**WHAT THE EXERCISE ASKS**:
If a line in the listing below has the string "Time", copy it out.

DATA TO USE Block Start

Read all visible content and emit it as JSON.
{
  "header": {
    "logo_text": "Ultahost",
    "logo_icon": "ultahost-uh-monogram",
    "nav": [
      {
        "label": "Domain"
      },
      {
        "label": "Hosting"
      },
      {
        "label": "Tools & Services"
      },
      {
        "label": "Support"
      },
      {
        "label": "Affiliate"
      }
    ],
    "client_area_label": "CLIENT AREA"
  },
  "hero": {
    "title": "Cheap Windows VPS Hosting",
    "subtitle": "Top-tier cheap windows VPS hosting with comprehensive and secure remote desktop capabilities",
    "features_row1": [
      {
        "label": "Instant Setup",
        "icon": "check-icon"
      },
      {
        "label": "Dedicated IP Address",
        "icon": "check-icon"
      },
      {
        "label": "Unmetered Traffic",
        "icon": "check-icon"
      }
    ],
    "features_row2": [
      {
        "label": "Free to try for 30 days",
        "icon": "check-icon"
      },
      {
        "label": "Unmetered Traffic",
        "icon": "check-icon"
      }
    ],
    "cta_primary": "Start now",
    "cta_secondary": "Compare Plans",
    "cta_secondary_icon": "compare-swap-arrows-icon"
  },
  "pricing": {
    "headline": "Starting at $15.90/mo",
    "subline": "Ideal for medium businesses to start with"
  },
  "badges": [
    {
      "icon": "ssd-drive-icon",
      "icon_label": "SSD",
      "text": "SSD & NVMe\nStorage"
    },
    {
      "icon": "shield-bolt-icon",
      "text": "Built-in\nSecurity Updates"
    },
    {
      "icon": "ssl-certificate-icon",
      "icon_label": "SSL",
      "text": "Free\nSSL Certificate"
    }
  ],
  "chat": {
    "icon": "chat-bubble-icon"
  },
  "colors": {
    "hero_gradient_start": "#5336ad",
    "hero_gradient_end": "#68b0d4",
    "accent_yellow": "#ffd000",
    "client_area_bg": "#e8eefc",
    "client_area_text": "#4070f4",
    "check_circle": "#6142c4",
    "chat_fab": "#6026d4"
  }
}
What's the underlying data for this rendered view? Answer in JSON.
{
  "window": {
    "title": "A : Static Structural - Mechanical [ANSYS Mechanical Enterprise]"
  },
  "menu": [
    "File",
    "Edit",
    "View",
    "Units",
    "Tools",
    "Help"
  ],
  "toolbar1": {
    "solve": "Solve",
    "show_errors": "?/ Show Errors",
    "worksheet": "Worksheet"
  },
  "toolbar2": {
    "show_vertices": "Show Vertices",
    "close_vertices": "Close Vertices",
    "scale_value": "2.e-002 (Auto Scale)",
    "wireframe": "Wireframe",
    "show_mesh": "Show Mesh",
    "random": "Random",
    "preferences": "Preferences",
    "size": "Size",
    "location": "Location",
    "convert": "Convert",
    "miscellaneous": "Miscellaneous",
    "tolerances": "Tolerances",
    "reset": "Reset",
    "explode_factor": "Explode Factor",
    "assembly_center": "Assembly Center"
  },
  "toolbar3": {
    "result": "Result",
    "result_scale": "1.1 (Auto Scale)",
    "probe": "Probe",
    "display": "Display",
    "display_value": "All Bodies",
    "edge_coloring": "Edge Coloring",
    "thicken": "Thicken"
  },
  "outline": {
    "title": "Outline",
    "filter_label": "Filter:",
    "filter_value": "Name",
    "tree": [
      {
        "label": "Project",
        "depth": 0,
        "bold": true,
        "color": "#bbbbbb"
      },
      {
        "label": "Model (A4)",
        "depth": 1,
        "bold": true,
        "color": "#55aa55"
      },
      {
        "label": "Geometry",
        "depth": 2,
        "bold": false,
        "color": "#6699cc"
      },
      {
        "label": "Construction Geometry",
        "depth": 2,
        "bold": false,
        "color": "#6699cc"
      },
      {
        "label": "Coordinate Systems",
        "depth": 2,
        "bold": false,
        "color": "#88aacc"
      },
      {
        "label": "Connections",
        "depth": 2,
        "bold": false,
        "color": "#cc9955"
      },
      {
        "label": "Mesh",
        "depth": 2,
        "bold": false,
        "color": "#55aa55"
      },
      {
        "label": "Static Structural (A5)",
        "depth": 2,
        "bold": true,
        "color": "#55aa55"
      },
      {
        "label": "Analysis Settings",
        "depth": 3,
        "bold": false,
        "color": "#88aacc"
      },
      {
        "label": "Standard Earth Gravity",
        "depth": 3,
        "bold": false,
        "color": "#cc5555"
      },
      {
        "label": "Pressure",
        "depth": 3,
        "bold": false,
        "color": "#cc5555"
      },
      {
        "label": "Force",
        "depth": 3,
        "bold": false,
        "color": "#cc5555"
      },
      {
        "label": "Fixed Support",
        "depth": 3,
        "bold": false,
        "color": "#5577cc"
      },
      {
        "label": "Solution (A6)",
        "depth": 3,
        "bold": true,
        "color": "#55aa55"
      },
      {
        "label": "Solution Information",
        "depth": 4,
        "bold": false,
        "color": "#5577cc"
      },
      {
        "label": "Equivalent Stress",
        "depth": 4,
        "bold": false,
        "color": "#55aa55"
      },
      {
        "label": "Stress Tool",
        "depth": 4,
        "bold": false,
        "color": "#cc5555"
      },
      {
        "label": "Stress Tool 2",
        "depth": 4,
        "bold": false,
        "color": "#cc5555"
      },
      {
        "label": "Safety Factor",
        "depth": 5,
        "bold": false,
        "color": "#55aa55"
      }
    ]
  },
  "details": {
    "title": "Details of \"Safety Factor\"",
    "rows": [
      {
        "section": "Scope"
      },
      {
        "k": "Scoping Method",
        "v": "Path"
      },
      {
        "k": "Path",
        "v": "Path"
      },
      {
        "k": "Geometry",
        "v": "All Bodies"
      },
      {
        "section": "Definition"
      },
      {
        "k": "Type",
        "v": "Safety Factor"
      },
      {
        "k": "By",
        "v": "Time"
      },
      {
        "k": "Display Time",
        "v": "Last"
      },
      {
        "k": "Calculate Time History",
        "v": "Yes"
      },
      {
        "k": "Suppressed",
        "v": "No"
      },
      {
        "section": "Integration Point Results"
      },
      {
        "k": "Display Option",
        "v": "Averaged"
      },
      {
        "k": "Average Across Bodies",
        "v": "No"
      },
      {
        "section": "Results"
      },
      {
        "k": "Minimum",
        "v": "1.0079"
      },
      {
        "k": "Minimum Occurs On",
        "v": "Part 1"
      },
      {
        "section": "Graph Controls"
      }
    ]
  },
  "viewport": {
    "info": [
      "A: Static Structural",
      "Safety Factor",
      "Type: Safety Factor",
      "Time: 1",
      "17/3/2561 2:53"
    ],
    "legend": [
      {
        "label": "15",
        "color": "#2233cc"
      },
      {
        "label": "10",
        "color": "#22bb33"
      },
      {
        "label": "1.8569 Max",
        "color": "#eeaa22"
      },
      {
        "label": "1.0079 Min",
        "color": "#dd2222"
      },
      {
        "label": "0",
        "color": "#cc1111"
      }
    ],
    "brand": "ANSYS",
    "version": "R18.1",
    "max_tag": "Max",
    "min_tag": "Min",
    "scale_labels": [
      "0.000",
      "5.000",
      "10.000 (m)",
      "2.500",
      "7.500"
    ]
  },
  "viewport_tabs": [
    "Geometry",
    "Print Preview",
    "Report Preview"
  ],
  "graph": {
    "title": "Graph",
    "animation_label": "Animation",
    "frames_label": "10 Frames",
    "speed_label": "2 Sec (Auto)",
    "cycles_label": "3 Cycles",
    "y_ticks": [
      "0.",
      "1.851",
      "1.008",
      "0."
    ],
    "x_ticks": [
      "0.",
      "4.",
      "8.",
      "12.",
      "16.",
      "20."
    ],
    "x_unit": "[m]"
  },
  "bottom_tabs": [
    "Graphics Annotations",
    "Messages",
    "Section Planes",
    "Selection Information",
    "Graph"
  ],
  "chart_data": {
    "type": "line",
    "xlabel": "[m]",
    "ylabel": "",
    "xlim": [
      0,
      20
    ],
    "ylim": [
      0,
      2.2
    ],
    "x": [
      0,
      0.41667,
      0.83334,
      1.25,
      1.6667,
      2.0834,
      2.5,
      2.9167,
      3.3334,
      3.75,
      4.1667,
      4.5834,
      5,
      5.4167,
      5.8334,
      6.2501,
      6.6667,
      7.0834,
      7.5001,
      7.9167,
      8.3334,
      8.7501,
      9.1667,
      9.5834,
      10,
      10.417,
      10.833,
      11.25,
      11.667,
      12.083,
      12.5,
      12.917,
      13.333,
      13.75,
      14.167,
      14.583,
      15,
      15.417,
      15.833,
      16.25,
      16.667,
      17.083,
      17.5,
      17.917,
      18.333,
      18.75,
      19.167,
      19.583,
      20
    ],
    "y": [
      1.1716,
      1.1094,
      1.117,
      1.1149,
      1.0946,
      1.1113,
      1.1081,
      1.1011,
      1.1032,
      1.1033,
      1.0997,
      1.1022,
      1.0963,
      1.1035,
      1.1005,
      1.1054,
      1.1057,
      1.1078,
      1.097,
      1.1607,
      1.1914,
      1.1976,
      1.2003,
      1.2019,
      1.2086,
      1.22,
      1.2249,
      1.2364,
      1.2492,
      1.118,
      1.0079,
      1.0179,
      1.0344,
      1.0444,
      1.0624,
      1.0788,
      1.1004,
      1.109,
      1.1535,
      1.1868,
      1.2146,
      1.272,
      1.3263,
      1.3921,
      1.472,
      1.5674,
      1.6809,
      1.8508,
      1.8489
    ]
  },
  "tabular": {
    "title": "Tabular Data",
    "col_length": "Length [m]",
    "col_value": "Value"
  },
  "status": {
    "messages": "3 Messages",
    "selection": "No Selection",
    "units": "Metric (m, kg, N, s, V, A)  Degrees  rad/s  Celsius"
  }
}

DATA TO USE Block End

**WRITTEN ANSWER**:
        "v": "Time"
        "k": "Display Time",
        "k": "Calculate Time History",
      "Time: 1",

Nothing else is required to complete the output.